29 threads, 6.7 percent
The sales-based or usage-based royalties exception is discussed only in three short paragraphs in the implementation section of ASC 606. However, almost 7 percent of the comments through 2019 related to these paragraphs, indicating the importance of this exception. Because a potentially significant portion of the transaction price relating to the sales-based or usage-based royalty is deferred until actual sales or usage occurs, the SEC asked companies to justify using or not using the exception.
7. Promises in Contracts with Customers (ASC 606-10-25-16 through 25-18B)
26 threads, 6.0 percent
Determining whether a provision in the contract is material was another major area of comment. Companies must consider both explicit and implicit promises to transfer goods or services in their contracts, unless such promises are immaterial. The promises are then evaluated to see whether they are distinct performance obligations, as discussed in number two above. This distinction is significant because, if a promise is a material right, the right would be considered another performance obligation and part of the transaction price would need to be allocated to it, potentially changing the amount of revenue recognized in a given period.
The comments were split between non-marketing promises (e.g., rights transferred with a license) and marketing promises (e.g., loyalty programs). Many non-marketing promises contained an in-depth analysis of the promise (see Corbus below). Alternatively, many companies who were questioned about marketing promises were able to respond that the provisions in question were merely marketing incentives, not material rights, and were accounted for as such (see Delta below).
8. Allocation Based on Standalone Selling Prices (ASC 606-10-32-31 through 32-35)
21 threads, 4.9 percent
When allocating revenue to different performance obligations, a company must exercise significant judgment to determine the standalone selling price of its performance obligations. ASC 606 lists three methods of determining the standalone selling price but explicitly states that other methods may be used. Most of the SEC comments about this topic request justification for the method the company used to determine the standalone selling price, particularly if they used the residual method.
9. Identifying the Contract (ASC 606-10-25-1 through 25-8)
20 threads, 4.6 percent
The first step in revenue recognition is determining if the arrangement in question represents a valid contract with a customer. If an arrangement does not qualify as a contract, much of the other guidance in ASC 606 does not apply. However, if a company receives consideration before a valid contract exists, the company must recognize that consideration as a liability and can only recognize revenue after certain events have occurred. Identifying the contract also includes determining the duration of the contract, which is particularly difficult when termination provisions exist. The SEC commented on companies’ policies for when a contract is established and asked how they treated contract termination provisions, among other things.
10. Licensing (ASC 606-10-55-54 through 55-64A)
17 threads, 3.9 percent

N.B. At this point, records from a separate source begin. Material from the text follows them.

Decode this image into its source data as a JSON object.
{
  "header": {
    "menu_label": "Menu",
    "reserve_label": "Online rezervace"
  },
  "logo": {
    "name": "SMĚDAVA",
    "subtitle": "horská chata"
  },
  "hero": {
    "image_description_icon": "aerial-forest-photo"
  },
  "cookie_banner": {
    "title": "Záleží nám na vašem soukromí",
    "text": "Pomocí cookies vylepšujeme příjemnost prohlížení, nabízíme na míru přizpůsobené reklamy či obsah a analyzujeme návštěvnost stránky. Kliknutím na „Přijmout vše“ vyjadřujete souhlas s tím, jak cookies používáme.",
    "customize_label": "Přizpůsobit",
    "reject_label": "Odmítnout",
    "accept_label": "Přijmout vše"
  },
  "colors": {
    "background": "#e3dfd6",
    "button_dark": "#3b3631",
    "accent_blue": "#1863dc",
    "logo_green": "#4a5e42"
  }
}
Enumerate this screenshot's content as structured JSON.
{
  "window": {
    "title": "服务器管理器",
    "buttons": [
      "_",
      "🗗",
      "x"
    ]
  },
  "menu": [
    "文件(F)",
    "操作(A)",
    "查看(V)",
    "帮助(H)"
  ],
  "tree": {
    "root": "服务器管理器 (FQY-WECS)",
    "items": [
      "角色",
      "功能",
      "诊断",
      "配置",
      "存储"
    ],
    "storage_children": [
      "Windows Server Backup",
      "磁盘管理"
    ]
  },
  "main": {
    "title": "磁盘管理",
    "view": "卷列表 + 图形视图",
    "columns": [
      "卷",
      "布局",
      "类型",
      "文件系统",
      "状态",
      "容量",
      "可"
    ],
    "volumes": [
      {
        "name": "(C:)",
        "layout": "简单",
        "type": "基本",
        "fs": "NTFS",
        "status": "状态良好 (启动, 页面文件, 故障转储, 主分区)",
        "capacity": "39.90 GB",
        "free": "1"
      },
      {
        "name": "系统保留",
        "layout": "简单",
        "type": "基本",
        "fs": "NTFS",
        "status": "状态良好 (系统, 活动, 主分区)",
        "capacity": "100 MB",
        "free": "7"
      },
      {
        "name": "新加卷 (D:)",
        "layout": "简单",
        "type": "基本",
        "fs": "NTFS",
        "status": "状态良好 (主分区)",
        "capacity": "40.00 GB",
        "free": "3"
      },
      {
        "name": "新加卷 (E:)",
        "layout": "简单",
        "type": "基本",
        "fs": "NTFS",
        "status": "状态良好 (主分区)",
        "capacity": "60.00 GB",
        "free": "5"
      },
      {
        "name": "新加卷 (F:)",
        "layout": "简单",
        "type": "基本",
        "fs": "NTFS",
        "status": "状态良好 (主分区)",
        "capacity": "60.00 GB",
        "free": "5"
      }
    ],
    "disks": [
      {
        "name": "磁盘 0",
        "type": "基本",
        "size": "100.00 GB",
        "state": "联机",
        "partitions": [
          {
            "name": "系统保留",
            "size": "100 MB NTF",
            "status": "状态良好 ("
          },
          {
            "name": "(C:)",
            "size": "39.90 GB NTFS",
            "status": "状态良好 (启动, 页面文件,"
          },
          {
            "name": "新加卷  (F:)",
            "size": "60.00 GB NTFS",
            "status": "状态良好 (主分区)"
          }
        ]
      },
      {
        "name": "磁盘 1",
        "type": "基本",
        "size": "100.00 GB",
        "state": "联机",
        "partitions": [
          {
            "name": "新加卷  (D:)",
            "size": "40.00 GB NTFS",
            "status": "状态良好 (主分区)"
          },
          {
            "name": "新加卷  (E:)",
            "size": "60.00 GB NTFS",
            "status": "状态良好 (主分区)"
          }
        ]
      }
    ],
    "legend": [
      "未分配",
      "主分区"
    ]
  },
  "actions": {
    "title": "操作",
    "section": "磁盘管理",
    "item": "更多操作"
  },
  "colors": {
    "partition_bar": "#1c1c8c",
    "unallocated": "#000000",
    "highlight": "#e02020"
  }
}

Like sales- and usage-based royalties and principal vs. agent considerations, licensing is another topic that is only discussed in the implementation guidance subtopic yet received a lot of comments. The SEC commonly brought up the following issues:
- How companies determined that licenses were or were not distinct performance obligations
- Whether the licenses were accounted for as symbolic or functional licenses
- Whether the licenses were material performance obligations
These summaries and comment letters provide examples of the issues recently highlighted in SEC comments to registrants. These areas of ASC 606 require significant judgment on the part of the companies who are interpreting the standard, so the many questions from the SEC are not surprising. For additional guidance on the appropriate accounting for any of these topics, consider referencing the related articles linked throughout this article.